Calcutta HC dismisses plea seeking removal of Bengal governor Jagdeep Dhankhar
The Calcutta high court on Friday dismissed a Public Interest Litigation filed earlier this month seeking the removal of West Bengal Governor Jagdeep Dhankhar.
In the petition the advocate had alleged that the Governor was destroying the spirit of federalism. He also sought that the court should direct the Union government not to use the Governor as a political tool against the Mamata Banerjee-administration.
The division bench of Chief Justice Prakash Shrivastava and Justice Rajarshi Bharadwaj, however, dismissed the PIL while saying that the material placed with the petition did not hold any ground to entertain the petition.
The court said that the petition was filed based upon some tweets, one letter of the Governor and the publications made by one newspaper.
“We are not satisfied that the material placed along with the petition furnishes any ground to entertain the petition or to issue any such direction to the respondent No. 1 (Union government) as prayed in the petition. Hence, the petition is dismissed,” the order said.
The petitioner alleged that the Governor was bypassing the state council of ministers and dictating directly to the officers and was tweeting almost every day. It was further alleged that the Governor being the formal head, is bound by the aid and advice of the council of ministers, and therefore, his observations about the functioning of various ministries under the state government carry deeper political repercussions and they have the potential to affect the federal structure and amount to a misuse of political office.
“It was a moral victory as the court has once again underlined the powers and jurisdictions of the Governor,” Rama Prasad Sarkar, who filed the PIL, told the media.
During the hearing Solicitor General Tushar Mehta appearing for the Union government had sought that exemplary cost should be imposed on the petitioner to discourage such PILs. The court, however, didn’t impose any cost.

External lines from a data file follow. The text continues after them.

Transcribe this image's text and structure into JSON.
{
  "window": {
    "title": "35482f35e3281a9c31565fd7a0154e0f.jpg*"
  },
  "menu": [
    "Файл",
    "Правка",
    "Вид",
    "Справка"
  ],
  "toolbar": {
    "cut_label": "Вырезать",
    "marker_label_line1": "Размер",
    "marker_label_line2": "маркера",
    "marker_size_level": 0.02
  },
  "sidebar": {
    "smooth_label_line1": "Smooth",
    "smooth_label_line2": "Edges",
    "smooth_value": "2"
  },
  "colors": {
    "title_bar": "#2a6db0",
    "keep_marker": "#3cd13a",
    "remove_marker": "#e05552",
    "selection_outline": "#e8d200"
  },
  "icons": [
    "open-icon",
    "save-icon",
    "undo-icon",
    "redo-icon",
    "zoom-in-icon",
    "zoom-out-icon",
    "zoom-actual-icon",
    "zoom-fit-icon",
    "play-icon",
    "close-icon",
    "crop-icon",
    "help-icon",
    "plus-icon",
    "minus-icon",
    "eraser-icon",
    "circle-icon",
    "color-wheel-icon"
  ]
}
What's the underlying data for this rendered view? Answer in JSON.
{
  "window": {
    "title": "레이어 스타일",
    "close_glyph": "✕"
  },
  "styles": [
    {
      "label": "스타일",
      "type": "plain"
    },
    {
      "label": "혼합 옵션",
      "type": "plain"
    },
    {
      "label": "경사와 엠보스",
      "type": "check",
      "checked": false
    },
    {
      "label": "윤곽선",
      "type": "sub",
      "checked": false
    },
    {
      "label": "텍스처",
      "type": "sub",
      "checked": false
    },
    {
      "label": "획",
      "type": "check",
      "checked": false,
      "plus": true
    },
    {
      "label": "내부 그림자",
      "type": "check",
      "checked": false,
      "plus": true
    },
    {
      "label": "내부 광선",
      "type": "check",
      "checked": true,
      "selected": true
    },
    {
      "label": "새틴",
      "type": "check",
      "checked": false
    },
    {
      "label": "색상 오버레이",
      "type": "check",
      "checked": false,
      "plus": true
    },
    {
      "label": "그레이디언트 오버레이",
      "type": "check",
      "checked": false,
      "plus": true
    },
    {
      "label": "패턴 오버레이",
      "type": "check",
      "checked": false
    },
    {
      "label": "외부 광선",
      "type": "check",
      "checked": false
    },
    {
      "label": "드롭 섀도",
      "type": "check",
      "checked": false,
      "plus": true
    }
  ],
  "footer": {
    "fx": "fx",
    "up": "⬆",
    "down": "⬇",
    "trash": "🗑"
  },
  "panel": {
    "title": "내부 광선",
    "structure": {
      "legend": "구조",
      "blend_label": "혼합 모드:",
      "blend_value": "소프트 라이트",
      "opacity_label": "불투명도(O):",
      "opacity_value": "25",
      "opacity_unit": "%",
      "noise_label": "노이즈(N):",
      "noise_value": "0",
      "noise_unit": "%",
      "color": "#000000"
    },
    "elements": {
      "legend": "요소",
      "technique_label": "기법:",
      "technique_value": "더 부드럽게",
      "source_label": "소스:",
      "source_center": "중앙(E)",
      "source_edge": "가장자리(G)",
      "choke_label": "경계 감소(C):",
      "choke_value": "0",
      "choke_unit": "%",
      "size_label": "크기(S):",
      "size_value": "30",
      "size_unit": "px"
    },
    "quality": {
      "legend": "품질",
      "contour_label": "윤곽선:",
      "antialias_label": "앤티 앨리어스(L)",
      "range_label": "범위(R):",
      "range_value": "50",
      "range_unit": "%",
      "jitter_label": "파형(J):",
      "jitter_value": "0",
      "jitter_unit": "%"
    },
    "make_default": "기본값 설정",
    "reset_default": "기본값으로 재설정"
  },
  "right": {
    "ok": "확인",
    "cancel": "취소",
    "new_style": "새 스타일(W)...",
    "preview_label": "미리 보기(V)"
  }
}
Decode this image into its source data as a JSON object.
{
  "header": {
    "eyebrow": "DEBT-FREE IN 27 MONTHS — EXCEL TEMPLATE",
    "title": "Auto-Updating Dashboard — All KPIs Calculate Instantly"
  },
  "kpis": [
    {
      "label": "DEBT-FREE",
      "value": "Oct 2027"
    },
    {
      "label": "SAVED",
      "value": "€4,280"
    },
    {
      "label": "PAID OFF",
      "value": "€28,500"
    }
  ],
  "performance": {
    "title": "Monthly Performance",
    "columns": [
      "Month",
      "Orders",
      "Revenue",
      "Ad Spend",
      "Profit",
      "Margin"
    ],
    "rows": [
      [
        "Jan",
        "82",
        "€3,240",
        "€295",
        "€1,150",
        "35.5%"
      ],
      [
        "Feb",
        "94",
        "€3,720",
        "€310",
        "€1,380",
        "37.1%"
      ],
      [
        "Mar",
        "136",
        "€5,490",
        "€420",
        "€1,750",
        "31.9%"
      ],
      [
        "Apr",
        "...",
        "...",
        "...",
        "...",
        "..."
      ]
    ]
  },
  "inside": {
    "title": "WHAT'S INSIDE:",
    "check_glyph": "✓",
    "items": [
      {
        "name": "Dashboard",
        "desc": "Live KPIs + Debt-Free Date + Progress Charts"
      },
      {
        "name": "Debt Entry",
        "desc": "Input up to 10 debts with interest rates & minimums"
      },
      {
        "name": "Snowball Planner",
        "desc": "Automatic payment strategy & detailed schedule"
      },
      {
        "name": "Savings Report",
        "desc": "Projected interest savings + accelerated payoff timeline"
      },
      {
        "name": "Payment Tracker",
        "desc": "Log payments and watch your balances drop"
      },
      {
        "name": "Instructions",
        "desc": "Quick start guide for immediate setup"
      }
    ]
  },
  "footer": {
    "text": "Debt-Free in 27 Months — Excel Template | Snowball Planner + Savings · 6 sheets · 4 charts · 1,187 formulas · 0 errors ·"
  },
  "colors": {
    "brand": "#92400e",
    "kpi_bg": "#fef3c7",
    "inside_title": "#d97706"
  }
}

“The PIL doesn’t stand in court. It may well be a political debate but doesn’t have any legal ground. Such an issue cannot be solved in the high court. It was bound to be dismissed,” said Sabyasachi Chatterjee, high court advocate.